Exercise goal: Return the listing exactly as it appears, but strip out the images.

(Given information)

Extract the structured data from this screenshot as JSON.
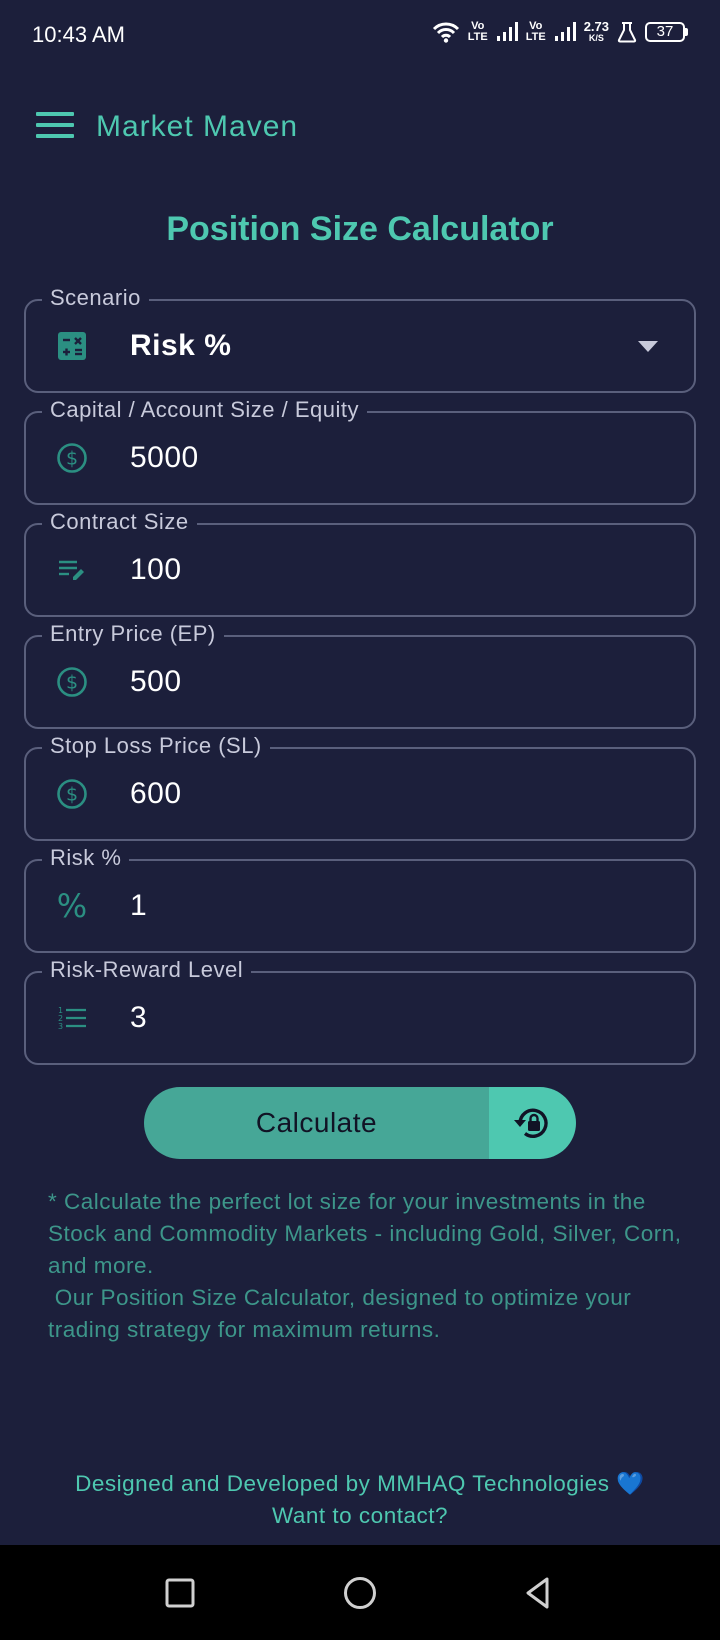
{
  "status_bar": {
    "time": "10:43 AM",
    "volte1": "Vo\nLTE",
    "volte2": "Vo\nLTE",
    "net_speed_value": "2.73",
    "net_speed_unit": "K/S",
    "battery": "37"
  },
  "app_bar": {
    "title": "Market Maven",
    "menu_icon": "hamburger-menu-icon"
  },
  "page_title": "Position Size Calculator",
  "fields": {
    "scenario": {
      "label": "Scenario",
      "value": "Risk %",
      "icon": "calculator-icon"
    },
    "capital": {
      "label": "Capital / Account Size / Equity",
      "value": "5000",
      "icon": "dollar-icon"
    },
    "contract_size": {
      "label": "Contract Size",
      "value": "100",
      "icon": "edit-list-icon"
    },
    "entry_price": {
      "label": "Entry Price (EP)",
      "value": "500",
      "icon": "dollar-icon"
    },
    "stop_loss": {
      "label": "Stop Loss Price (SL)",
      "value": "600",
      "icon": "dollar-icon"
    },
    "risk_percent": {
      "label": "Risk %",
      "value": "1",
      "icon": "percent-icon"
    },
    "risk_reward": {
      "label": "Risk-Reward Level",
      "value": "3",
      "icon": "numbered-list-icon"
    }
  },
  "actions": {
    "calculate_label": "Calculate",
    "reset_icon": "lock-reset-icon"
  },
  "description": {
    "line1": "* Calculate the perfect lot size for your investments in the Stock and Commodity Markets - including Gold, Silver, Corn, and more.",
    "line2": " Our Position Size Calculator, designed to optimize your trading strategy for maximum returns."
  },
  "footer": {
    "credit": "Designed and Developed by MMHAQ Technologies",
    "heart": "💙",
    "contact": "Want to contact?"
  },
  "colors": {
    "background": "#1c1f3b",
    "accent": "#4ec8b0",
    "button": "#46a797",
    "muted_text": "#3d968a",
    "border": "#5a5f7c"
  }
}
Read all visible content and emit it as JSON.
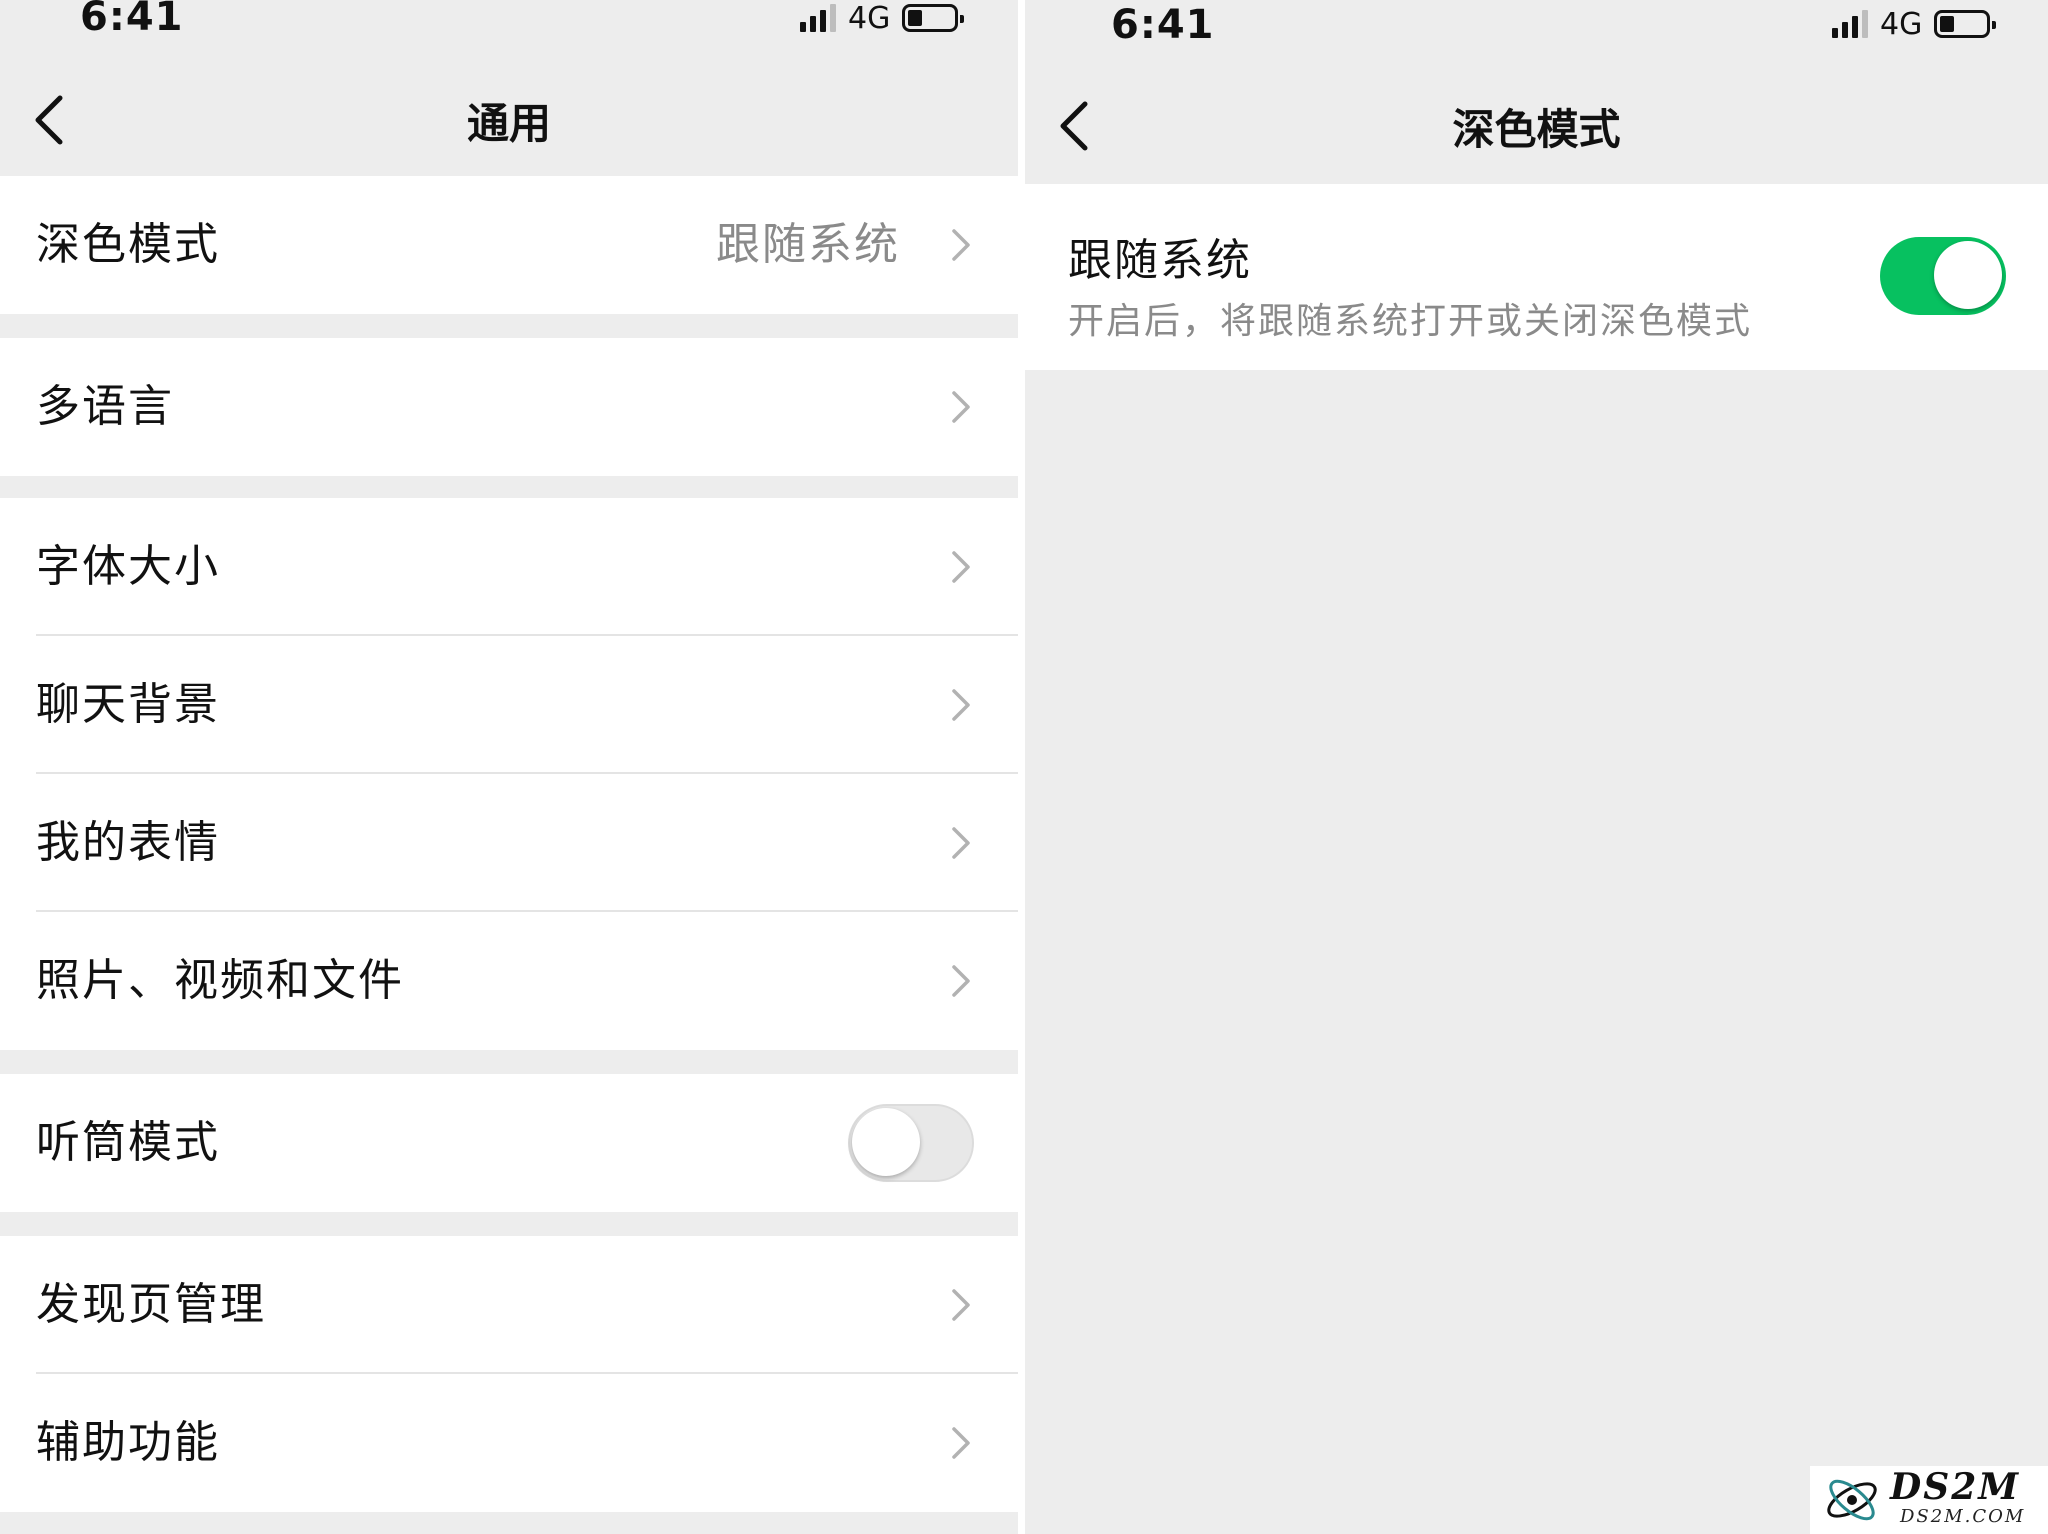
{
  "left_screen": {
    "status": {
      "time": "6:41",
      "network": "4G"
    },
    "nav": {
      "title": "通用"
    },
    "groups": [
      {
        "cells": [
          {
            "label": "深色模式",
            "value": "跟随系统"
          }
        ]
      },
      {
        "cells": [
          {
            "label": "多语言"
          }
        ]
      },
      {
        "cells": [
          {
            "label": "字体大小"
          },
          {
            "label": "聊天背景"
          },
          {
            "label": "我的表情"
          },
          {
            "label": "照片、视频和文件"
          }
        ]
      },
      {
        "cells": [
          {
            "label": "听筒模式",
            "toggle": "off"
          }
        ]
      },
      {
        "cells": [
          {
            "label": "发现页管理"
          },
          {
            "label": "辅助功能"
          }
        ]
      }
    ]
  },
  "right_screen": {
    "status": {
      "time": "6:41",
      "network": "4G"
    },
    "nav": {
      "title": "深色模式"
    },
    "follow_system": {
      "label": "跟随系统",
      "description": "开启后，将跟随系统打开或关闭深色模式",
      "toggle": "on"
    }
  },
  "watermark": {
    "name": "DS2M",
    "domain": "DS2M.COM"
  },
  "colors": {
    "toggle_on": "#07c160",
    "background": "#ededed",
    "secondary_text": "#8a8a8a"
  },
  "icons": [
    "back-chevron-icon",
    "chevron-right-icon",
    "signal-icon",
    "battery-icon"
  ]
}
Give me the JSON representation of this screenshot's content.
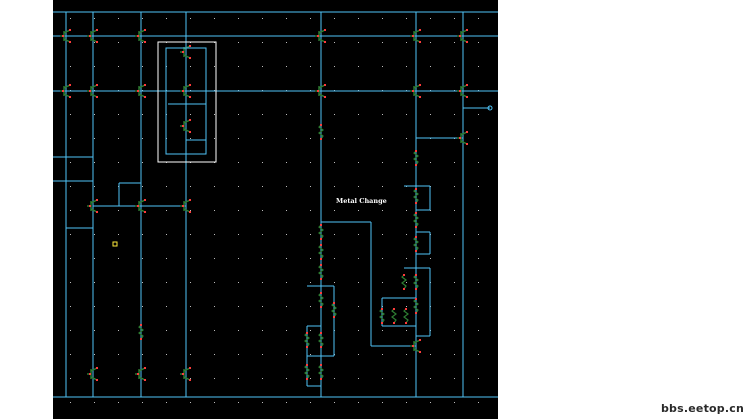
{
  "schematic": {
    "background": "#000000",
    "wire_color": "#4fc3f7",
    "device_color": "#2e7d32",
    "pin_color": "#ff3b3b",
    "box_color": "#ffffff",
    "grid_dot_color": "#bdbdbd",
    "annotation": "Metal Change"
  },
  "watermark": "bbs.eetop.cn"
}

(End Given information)

Task output:
Extract the structured data from this screenshot as JSON.
{
  "status_bar": {
    "time": "10:43 AM",
    "volte1": "Vo\nLTE",
    "volte2": "Vo\nLTE",
    "net_speed_value": "2.73",
    "net_speed_unit": "K/S",
    "battery": "37"
  },
  "app_bar": {
    "title": "Market Maven",
    "menu_icon": "hamburger-menu-icon"
  },
  "page_title": "Position Size Calculator",
  "fields": {
    "scenario": {
      "label": "Scenario",
      "value": "Risk %",
      "icon": "calculator-icon"
    },
    "capital": {
      "label": "Capital / Account Size / Equity",
      "value": "5000",
      "icon": "dollar-icon"
    },
    "contract_size": {
      "label": "Contract Size",
      "value": "100",
      "icon": "edit-list-icon"
    },
    "entry_price": {
      "label": "Entry Price (EP)",
      "value": "500",
      "icon": "dollar-icon"
    },
    "stop_loss": {
      "label": "Stop Loss Price (SL)",
      "value": "600",
      "icon": "dollar-icon"
    },
    "risk_percent": {
      "label": "Risk %",
      "value": "1",
      "icon": "percent-icon"
    },
    "risk_reward": {
      "label": "Risk-Reward Level",
      "value": "3",
      "icon": "numbered-list-icon"
    }
  },
  "actions": {
    "calculate_label": "Calculate",
    "reset_icon": "lock-reset-icon"
  },
  "description": {
    "line1": "* Calculate the perfect lot size for your investments in the Stock and Commodity Markets - including Gold, Silver, Corn, and more.",
    "line2": " Our Position Size Calculator, designed to optimize your trading strategy for maximum returns."
  },
  "footer": {
    "credit": "Designed and Developed by MMHAQ Technologies",
    "heart": "💙",
    "contact": "Want to contact?"
  },
  "colors": {
    "background": "#1c1f3b",
    "accent": "#4ec8b0",
    "button": "#46a797",
    "muted_text": "#3d968a",
    "border": "#5a5f7c"
  }
}
Read all visible content and emit it as JSON.
{
  "left_screen": {
    "status": {
      "time": "6:41",
      "network": "4G"
    },
    "nav": {
      "title": "通用"
    },
    "groups": [
      {
        "cells": [
          {
            "label": "深色模式",
            "value": "跟随系统"
          }
        ]
      },
      {
        "cells": [
          {
            "label": "多语言"
          }
        ]
      },
      {
        "cells": [
          {
            "label": "字体大小"
          },
          {
            "label": "聊天背景"
          },
          {
            "label": "我的表情"
          },
          {
            "label": "照片、视频和文件"
          }
        ]
      },
      {
        "cells": [
          {
            "label": "听筒模式",
            "toggle": "off"
          }
        ]
      },
      {
        "cells": [
          {
            "label": "发现页管理"
          },
          {
            "label": "辅助功能"
          }
        ]
      }
    ]
  },
  "right_screen": {
    "status": {
      "time": "6:41",
      "network": "4G"
    },
    "nav": {
      "title": "深色模式"
    },
    "follow_system": {
      "label": "跟随系统",
      "description": "开启后，将跟随系统打开或关闭深色模式",
      "toggle": "on"
    }
  },
  "watermark": {
    "name": "DS2M",
    "domain": "DS2M.COM"
  },
  "colors": {
    "toggle_on": "#07c160",
    "background": "#ededed",
    "secondary_text": "#8a8a8a"
  },
  "icons": [
    "back-chevron-icon",
    "chevron-right-icon",
    "signal-icon",
    "battery-icon"
  ]
}
Give me the JSON representation of this screenshot's content.
{
  "schematic": {
    "background": "#000000",
    "wire_color": "#4fc3f7",
    "device_color": "#2e7d32",
    "pin_color": "#ff3b3b",
    "box_color": "#ffffff",
    "grid_dot_color": "#bdbdbd",
    "annotation": "Metal Change"
  },
  "watermark": "bbs.eetop.cn"
}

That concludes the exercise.